Material provided Start Marker
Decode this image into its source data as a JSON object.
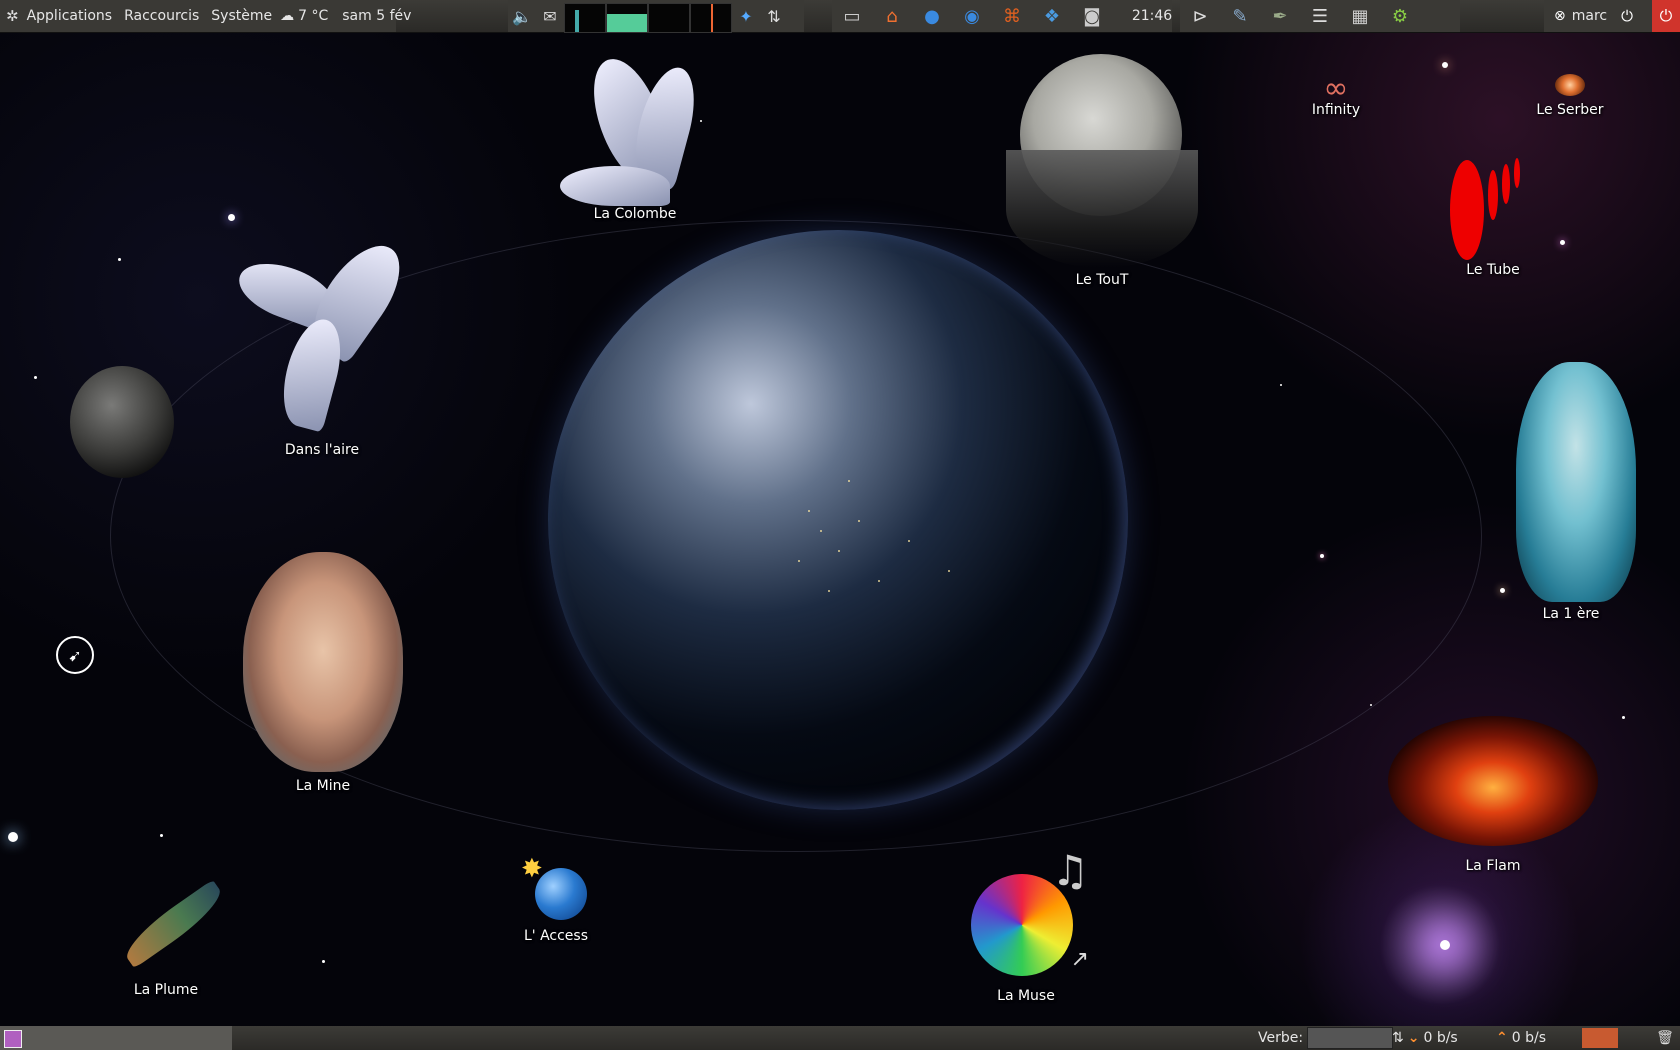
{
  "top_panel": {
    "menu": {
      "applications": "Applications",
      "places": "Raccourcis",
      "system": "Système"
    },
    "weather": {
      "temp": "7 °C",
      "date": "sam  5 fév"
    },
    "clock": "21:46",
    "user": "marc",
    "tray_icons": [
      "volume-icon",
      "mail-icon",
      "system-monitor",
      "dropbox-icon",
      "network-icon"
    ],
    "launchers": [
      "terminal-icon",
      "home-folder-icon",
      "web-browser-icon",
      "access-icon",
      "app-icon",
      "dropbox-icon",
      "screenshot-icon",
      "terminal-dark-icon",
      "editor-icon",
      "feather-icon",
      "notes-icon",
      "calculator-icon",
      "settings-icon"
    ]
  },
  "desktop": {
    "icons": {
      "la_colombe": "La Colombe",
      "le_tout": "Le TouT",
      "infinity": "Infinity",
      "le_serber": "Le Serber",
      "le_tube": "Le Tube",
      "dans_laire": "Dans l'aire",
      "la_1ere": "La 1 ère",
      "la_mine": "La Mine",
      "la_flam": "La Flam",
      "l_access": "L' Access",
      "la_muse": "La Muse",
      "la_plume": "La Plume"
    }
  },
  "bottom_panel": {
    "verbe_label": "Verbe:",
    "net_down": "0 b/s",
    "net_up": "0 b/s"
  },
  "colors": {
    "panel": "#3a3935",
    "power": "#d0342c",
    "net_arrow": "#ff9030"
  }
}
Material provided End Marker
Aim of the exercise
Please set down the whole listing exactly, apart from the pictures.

Expected answer
Decode this image into its source data as a JSON object.
{
  "top_panel": {
    "menu": {
      "applications": "Applications",
      "places": "Raccourcis",
      "system": "Système"
    },
    "weather": {
      "temp": "7 °C",
      "date": "sam  5 fév"
    },
    "clock": "21:46",
    "user": "marc",
    "tray_icons": [
      "volume-icon",
      "mail-icon",
      "system-monitor",
      "dropbox-icon",
      "network-icon"
    ],
    "launchers": [
      "terminal-icon",
      "home-folder-icon",
      "web-browser-icon",
      "access-icon",
      "app-icon",
      "dropbox-icon",
      "screenshot-icon",
      "terminal-dark-icon",
      "editor-icon",
      "feather-icon",
      "notes-icon",
      "calculator-icon",
      "settings-icon"
    ]
  },
  "desktop": {
    "icons": {
      "la_colombe": "La Colombe",
      "le_tout": "Le TouT",
      "infinity": "Infinity",
      "le_serber": "Le Serber",
      "le_tube": "Le Tube",
      "dans_laire": "Dans l'aire",
      "la_1ere": "La 1 ère",
      "la_mine": "La Mine",
      "la_flam": "La Flam",
      "l_access": "L' Access",
      "la_muse": "La Muse",
      "la_plume": "La Plume"
    }
  },
  "bottom_panel": {
    "verbe_label": "Verbe:",
    "net_down": "0 b/s",
    "net_up": "0 b/s"
  },
  "colors": {
    "panel": "#3a3935",
    "power": "#d0342c",
    "net_arrow": "#ff9030"
  }
}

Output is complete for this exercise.